Friday, February 19, 2010

Winning the Prize

We have been watching and enjoying the Winter Olympics. These are sports that most people (including me) don’t follow regularly, but every four years we can get totally engrossed in the competition. And we can become “experts” about things we have never even tried (snowboarding, luge, skiing downhill at 70mph). The games have reminded me of the old Wide World of Sports motto: “The thrill of victory and the agony of defeat.”

They have also reminded me of the words of the Apostle Paul: Everyone who competes in the games goes into strict training. They do it to get a crown that will not last; but we do it to get a crown that will last forever. Therefore I do not run like a man running aimlessly; I do not fight like a man beating the air. No, I beat my body and make it my slave so that after I have preached to others, I myself will not be disqualified for the prize.
1 Corinthians 9:25-27.

Let’s win the prize, eh?

Tuesday, February 02, 2010

Le'Go My Ego

Remember the old Toby Keith Song?
I wanna talk about me
Wanna talk about I
Wanna talk about number one
Oh my me my
What I think, what I like, what I know, what I want, what I see
I like talking about you you you you, usually, but occasionally
I wanna talk about meeeeee

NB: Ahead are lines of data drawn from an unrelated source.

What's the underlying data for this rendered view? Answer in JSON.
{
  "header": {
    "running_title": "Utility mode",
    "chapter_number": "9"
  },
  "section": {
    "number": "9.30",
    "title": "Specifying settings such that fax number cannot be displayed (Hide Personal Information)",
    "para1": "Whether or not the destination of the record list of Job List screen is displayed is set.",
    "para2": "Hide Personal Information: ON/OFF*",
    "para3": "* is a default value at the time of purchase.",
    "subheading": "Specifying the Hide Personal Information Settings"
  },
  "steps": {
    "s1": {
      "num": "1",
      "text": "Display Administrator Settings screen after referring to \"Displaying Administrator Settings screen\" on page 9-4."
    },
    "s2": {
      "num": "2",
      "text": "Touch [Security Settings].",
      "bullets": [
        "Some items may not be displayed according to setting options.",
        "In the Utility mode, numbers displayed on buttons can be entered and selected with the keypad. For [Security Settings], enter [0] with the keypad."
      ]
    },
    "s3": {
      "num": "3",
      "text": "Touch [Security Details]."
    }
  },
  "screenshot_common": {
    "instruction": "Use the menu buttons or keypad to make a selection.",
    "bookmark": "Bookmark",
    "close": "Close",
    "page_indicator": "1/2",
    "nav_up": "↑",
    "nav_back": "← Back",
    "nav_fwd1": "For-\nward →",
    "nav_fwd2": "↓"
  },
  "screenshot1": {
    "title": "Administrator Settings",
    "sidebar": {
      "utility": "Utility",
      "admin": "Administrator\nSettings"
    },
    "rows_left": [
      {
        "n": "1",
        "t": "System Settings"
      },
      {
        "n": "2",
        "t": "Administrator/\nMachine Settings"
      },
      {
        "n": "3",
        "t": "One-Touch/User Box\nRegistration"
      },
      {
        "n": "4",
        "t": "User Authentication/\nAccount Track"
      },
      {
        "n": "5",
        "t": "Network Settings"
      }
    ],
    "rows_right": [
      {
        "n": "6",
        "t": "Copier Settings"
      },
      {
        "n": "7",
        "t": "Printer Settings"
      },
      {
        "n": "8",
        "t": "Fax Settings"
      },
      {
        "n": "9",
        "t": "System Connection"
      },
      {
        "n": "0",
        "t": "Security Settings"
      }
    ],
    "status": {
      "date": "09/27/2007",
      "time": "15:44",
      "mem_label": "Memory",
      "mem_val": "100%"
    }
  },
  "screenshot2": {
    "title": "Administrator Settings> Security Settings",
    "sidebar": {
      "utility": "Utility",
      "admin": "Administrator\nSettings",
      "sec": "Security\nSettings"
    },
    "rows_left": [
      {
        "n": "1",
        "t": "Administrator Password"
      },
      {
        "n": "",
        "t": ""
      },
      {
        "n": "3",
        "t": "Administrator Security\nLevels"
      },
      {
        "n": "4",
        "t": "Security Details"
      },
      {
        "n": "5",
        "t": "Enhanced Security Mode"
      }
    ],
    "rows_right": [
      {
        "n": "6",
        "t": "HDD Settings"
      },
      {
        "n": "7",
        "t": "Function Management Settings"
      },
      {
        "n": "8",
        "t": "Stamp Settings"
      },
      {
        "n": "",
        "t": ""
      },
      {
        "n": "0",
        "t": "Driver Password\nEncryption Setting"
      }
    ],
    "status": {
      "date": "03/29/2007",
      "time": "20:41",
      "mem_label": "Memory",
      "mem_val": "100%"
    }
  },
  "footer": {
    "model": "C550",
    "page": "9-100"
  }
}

This past week I read two articles that had contrasting premises. The topic was preaching and the amount of time preachers spend talking about themselves. One writer suggested that preachers do not talk about themselves enough. Therefore, the congregation rarely gets to hear what is close to its minister’s heart. The other author opined that many preachers talk about themselves far too often. This happens through illustrations, personal anecdotes, and humorous stories. Mark Galli wrote, "The sermon has inadvertently become the showcase of the pastor’s life and faith. Less about the centrality and greatness of Jesus. “

I think Galli is right. I listen to a lot of preaching (via podcasts, CDs, conferences, etc.), and many times I have heard too much about the preacher and too little about Jesus. My wife tells me that I don’t share enough personal stories and illustrations. She might be right, but I would rather leave people wanting to know more, rather than rolling their eyes, saying, “Sigh, here he goes again. What an egomaniac!”

I think it would be better to follow the lead of John the Baptist. He had the proper attitude about Jesus: "He must increase, but I must decrease.”

How about you? What’s your opinion of this issue?